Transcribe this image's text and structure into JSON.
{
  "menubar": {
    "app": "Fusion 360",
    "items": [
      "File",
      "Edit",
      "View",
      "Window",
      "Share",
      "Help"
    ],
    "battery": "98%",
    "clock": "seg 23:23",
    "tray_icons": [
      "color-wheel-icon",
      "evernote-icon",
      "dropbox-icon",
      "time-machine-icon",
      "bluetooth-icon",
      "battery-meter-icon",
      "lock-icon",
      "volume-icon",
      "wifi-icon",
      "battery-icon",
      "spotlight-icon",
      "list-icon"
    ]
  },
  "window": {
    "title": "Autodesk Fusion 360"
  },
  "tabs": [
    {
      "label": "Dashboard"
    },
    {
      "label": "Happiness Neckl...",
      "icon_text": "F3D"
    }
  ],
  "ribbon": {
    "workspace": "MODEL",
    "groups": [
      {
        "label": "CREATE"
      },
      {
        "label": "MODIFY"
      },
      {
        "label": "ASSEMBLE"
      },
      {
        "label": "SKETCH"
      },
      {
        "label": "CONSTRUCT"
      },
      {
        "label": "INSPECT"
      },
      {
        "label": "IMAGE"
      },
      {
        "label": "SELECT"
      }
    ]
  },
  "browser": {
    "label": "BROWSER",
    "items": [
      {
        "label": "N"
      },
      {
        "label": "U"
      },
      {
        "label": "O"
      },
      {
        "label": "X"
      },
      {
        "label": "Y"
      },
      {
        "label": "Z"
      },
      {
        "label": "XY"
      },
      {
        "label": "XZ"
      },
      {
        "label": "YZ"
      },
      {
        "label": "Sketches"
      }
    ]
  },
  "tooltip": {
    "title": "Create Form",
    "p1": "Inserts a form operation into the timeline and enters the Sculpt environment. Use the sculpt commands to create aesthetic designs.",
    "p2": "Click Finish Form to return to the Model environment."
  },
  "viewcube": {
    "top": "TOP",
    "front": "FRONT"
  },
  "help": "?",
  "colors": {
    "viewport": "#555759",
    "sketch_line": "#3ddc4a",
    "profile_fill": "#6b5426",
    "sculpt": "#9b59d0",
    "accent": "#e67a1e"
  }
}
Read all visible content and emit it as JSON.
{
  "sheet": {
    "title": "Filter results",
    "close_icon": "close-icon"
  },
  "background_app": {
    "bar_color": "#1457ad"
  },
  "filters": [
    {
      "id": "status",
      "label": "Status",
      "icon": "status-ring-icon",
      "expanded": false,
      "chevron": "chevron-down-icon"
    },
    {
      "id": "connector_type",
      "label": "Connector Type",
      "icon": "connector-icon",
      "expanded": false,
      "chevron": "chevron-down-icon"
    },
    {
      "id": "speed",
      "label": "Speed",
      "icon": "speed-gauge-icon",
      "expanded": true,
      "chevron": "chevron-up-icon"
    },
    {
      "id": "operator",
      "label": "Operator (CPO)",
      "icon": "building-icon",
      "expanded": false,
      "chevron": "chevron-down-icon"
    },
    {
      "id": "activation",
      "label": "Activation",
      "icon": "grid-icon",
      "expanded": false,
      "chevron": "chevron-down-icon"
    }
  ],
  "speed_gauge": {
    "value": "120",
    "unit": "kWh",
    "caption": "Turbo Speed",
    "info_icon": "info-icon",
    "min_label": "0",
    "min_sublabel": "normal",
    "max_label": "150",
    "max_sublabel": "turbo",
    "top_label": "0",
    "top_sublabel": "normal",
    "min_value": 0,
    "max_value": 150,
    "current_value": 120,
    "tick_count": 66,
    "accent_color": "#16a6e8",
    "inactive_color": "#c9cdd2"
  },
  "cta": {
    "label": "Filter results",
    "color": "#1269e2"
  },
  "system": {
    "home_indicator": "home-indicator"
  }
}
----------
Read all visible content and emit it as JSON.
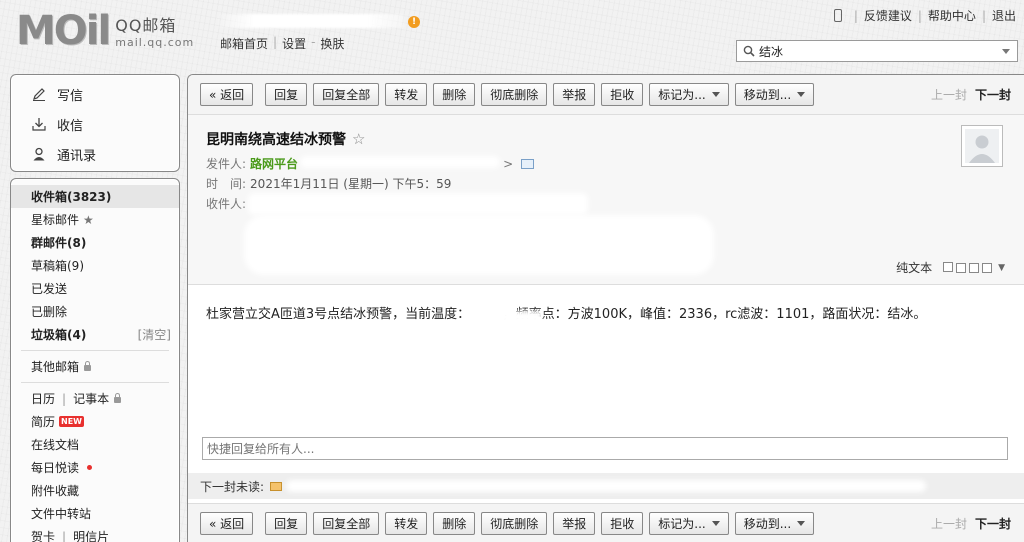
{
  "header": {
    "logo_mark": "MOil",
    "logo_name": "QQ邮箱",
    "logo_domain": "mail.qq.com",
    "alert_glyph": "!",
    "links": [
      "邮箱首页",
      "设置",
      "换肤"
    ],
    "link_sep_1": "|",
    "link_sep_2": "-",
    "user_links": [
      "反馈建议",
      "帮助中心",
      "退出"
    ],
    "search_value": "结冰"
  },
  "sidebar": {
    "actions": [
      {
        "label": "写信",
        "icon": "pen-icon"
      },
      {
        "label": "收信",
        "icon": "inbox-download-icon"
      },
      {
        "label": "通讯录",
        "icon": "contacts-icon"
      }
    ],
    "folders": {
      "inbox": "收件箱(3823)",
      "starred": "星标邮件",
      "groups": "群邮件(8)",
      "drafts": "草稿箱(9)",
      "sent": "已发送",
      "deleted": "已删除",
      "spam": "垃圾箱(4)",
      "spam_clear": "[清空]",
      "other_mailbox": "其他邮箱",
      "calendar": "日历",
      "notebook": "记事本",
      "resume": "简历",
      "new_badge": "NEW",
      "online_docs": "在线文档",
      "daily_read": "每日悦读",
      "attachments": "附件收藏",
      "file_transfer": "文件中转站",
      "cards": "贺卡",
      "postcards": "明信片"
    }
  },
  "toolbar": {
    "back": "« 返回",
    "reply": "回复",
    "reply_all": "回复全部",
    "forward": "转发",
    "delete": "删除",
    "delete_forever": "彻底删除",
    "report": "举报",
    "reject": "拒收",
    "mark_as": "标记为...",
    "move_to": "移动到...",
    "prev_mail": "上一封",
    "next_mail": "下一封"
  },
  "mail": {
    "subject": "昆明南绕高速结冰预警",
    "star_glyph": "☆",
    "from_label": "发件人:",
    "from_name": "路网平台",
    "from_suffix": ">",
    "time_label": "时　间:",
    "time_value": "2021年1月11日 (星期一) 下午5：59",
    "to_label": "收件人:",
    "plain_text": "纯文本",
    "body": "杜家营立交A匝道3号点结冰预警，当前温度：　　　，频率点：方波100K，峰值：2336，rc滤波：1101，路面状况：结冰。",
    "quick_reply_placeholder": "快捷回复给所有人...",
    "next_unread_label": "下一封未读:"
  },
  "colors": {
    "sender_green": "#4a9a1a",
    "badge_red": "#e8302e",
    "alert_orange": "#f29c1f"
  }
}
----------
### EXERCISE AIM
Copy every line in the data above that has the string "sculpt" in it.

### EXERCISE ANSWER
    "p1": "Inserts a form operation into the timeline and enters the Sculpt environment. Use the sculpt commands to create aesthetic designs.",
    "sculpt": "#9b59d0",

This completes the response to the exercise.